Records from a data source
* * * * *

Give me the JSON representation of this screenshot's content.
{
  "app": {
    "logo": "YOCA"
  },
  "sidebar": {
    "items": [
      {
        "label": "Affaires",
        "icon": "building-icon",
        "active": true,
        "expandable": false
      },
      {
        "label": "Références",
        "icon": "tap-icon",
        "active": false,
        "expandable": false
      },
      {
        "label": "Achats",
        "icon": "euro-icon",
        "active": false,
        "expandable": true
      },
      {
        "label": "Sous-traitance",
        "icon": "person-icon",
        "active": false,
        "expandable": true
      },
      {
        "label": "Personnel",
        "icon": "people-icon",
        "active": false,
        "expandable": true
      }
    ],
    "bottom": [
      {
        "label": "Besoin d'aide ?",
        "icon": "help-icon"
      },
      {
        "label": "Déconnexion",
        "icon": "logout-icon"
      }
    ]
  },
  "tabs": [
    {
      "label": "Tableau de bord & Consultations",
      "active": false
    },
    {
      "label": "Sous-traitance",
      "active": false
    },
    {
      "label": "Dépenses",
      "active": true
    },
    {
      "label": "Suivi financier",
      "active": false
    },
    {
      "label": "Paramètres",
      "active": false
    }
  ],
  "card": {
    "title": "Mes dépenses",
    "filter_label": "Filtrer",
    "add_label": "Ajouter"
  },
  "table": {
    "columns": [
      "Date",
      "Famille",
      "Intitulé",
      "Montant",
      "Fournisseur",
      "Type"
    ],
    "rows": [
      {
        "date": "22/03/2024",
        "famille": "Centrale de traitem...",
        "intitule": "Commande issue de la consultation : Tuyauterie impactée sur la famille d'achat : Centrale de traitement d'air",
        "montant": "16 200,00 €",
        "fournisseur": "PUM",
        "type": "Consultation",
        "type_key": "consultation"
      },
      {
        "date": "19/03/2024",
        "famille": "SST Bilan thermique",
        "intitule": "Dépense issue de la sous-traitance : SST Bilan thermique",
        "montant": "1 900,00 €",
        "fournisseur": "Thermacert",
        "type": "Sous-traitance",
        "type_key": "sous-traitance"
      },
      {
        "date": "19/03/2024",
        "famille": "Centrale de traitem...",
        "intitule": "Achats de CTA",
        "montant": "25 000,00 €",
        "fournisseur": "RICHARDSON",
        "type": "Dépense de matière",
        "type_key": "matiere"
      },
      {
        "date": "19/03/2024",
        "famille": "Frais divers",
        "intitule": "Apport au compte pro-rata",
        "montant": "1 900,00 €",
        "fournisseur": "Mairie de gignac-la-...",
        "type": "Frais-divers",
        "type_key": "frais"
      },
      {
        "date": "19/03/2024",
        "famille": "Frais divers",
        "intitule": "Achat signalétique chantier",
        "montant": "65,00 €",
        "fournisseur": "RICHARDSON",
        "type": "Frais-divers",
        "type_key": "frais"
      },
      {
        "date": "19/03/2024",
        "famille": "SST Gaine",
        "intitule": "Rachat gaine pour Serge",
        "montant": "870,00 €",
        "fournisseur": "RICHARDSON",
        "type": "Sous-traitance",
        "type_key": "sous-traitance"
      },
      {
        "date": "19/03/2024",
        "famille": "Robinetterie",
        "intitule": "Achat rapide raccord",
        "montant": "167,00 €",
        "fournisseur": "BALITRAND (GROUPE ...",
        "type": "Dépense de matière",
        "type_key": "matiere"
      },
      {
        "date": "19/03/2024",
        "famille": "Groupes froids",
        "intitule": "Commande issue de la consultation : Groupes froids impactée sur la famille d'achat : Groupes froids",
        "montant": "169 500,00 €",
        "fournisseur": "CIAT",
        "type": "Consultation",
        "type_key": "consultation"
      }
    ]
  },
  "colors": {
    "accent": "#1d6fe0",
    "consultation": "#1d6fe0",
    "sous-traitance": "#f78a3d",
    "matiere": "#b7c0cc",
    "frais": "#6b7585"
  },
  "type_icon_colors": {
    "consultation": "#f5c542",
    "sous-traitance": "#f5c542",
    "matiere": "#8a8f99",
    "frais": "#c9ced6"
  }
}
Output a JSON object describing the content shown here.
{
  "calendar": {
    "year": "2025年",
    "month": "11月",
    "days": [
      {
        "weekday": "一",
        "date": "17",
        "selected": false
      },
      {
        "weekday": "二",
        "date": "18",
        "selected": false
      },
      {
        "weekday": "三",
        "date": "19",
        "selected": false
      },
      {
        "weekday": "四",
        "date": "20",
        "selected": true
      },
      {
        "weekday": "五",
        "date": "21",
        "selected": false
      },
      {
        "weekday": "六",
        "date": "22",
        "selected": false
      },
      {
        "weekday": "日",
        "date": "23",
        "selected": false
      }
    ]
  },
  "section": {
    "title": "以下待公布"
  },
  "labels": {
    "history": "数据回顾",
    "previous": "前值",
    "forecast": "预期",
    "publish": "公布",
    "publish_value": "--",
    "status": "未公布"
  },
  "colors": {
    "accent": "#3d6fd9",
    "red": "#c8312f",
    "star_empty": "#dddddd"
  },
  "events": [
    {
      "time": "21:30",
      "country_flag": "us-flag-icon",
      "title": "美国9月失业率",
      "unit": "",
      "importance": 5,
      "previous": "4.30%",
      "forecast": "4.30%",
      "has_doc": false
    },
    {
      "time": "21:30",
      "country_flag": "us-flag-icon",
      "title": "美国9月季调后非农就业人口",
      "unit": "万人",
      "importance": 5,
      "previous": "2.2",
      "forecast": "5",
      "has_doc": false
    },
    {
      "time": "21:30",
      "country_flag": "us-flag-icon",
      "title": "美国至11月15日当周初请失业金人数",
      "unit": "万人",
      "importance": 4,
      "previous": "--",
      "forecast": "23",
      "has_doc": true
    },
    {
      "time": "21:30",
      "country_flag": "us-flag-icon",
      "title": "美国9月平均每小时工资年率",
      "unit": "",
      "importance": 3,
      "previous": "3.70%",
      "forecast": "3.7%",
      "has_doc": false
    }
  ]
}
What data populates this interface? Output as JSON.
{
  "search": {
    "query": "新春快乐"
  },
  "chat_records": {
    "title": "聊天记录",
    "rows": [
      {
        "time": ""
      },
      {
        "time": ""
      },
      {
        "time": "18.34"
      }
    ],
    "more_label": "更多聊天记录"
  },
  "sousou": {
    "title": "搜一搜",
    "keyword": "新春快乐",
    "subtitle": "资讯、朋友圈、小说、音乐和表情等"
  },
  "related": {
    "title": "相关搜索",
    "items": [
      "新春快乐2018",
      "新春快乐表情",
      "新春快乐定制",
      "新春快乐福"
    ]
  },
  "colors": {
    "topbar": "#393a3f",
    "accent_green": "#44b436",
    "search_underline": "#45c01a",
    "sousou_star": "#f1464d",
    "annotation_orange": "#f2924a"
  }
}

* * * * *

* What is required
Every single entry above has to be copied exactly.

* Answer section
Give me the JSON representation of this screenshot's content.
{
  "app": {
    "logo": "YOCA"
  },
  "sidebar": {
    "items": [
      {
        "label": "Affaires",
        "icon": "building-icon",
        "active": true,
        "expandable": false
      },
      {
        "label": "Références",
        "icon": "tap-icon",
        "active": false,
        "expandable": false
      },
      {
        "label": "Achats",
        "icon": "euro-icon",
        "active": false,
        "expandable": true
      },
      {
        "label": "Sous-traitance",
        "icon": "person-icon",
        "active": false,
        "expandable": true
      },
      {
        "label": "Personnel",
        "icon": "people-icon",
        "active": false,
        "expandable": true
      }
    ],
    "bottom": [
      {
        "label": "Besoin d'aide ?",
        "icon": "help-icon"
      },
      {
        "label": "Déconnexion",
        "icon": "logout-icon"
      }
    ]
  },
  "tabs": [
    {
      "label": "Tableau de bord & Consultations",
      "active": false
    },
    {
      "label": "Sous-traitance",
      "active": false
    },
    {
      "label": "Dépenses",
      "active": true
    },
    {
      "label": "Suivi financier",
      "active": false
    },
    {
      "label": "Paramètres",
      "active": false
    }
  ],
  "card": {
    "title": "Mes dépenses",
    "filter_label": "Filtrer",
    "add_label": "Ajouter"
  },
  "table": {
    "columns": [
      "Date",
      "Famille",
      "Intitulé",
      "Montant",
      "Fournisseur",
      "Type"
    ],
    "rows": [
      {
        "date": "22/03/2024",
        "famille": "Centrale de traitem...",
        "intitule": "Commande issue de la consultation : Tuyauterie impactée sur la famille d'achat : Centrale de traitement d'air",
        "montant": "16 200,00 €",
        "fournisseur": "PUM",
        "type": "Consultation",
        "type_key": "consultation"
      },
      {
        "date": "19/03/2024",
        "famille": "SST Bilan thermique",
        "intitule": "Dépense issue de la sous-traitance : SST Bilan thermique",
        "montant": "1 900,00 €",
        "fournisseur": "Thermacert",
        "type": "Sous-traitance",
        "type_key": "sous-traitance"
      },
      {
        "date": "19/03/2024",
        "famille": "Centrale de traitem...",
        "intitule": "Achats de CTA",
        "montant": "25 000,00 €",
        "fournisseur": "RICHARDSON",
        "type": "Dépense de matière",
        "type_key": "matiere"
      },
      {
        "date": "19/03/2024",
        "famille": "Frais divers",
        "intitule": "Apport au compte pro-rata",
        "montant": "1 900,00 €",
        "fournisseur": "Mairie de gignac-la-...",
        "type": "Frais-divers",
        "type_key": "frais"
      },
      {
        "date": "19/03/2024",
        "famille": "Frais divers",
        "intitule": "Achat signalétique chantier",
        "montant": "65,00 €",
        "fournisseur": "RICHARDSON",
        "type": "Frais-divers",
        "type_key": "frais"
      },
      {
        "date": "19/03/2024",
        "famille": "SST Gaine",
        "intitule": "Rachat gaine pour Serge",
        "montant": "870,00 €",
        "fournisseur": "RICHARDSON",
        "type": "Sous-traitance",
        "type_key": "sous-traitance"
      },
      {
        "date": "19/03/2024",
        "famille": "Robinetterie",
        "intitule": "Achat rapide raccord",
        "montant": "167,00 €",
        "fournisseur": "BALITRAND (GROUPE ...",
        "type": "Dépense de matière",
        "type_key": "matiere"
      },
      {
        "date": "19/03/2024",
        "famille": "Groupes froids",
        "intitule": "Commande issue de la consultation : Groupes froids impactée sur la famille d'achat : Groupes froids",
        "montant": "169 500,00 €",
        "fournisseur": "CIAT",
        "type": "Consultation",
        "type_key": "consultation"
      }
    ]
  },
  "colors": {
    "accent": "#1d6fe0",
    "consultation": "#1d6fe0",
    "sous-traitance": "#f78a3d",
    "matiere": "#b7c0cc",
    "frais": "#6b7585"
  },
  "type_icon_colors": {
    "consultation": "#f5c542",
    "sous-traitance": "#f5c542",
    "matiere": "#8a8f99",
    "frais": "#c9ced6"
  }
}
Output a JSON object describing the content shown here.
{
  "calendar": {
    "year": "2025年",
    "month": "11月",
    "days": [
      {
        "weekday": "一",
        "date": "17",
        "selected": false
      },
      {
        "weekday": "二",
        "date": "18",
        "selected": false
      },
      {
        "weekday": "三",
        "date": "19",
        "selected": false
      },
      {
        "weekday": "四",
        "date": "20",
        "selected": true
      },
      {
        "weekday": "五",
        "date": "21",
        "selected": false
      },
      {
        "weekday": "六",
        "date": "22",
        "selected": false
      },
      {
        "weekday": "日",
        "date": "23",
        "selected": false
      }
    ]
  },
  "section": {
    "title": "以下待公布"
  },
  "labels": {
    "history": "数据回顾",
    "previous": "前值",
    "forecast": "预期",
    "publish": "公布",
    "publish_value": "--",
    "status": "未公布"
  },
  "colors": {
    "accent": "#3d6fd9",
    "red": "#c8312f",
    "star_empty": "#dddddd"
  },
  "events": [
    {
      "time": "21:30",
      "country_flag": "us-flag-icon",
      "title": "美国9月失业率",
      "unit": "",
      "importance": 5,
      "previous": "4.30%",
      "forecast": "4.30%",
      "has_doc": false
    },
    {
      "time": "21:30",
      "country_flag": "us-flag-icon",
      "title": "美国9月季调后非农就业人口",
      "unit": "万人",
      "importance": 5,
      "previous": "2.2",
      "forecast": "5",
      "has_doc": false
    },
    {
      "time": "21:30",
      "country_flag": "us-flag-icon",
      "title": "美国至11月15日当周初请失业金人数",
      "unit": "万人",
      "importance": 4,
      "previous": "--",
      "forecast": "23",
      "has_doc": true
    },
    {
      "time": "21:30",
      "country_flag": "us-flag-icon",
      "title": "美国9月平均每小时工资年率",
      "unit": "",
      "importance": 3,
      "previous": "3.70%",
      "forecast": "3.7%",
      "has_doc": false
    }
  ]
}
What data populates this interface? Output as JSON.
{
  "search": {
    "query": "新春快乐"
  },
  "chat_records": {
    "title": "聊天记录",
    "rows": [
      {
        "time": ""
      },
      {
        "time": ""
      },
      {
        "time": "18.34"
      }
    ],
    "more_label": "更多聊天记录"
  },
  "sousou": {
    "title": "搜一搜",
    "keyword": "新春快乐",
    "subtitle": "资讯、朋友圈、小说、音乐和表情等"
  },
  "related": {
    "title": "相关搜索",
    "items": [
      "新春快乐2018",
      "新春快乐表情",
      "新春快乐定制",
      "新春快乐福"
    ]
  },
  "colors": {
    "topbar": "#393a3f",
    "accent_green": "#44b436",
    "search_underline": "#45c01a",
    "sousou_star": "#f1464d",
    "annotation_orange": "#f2924a"
  }
}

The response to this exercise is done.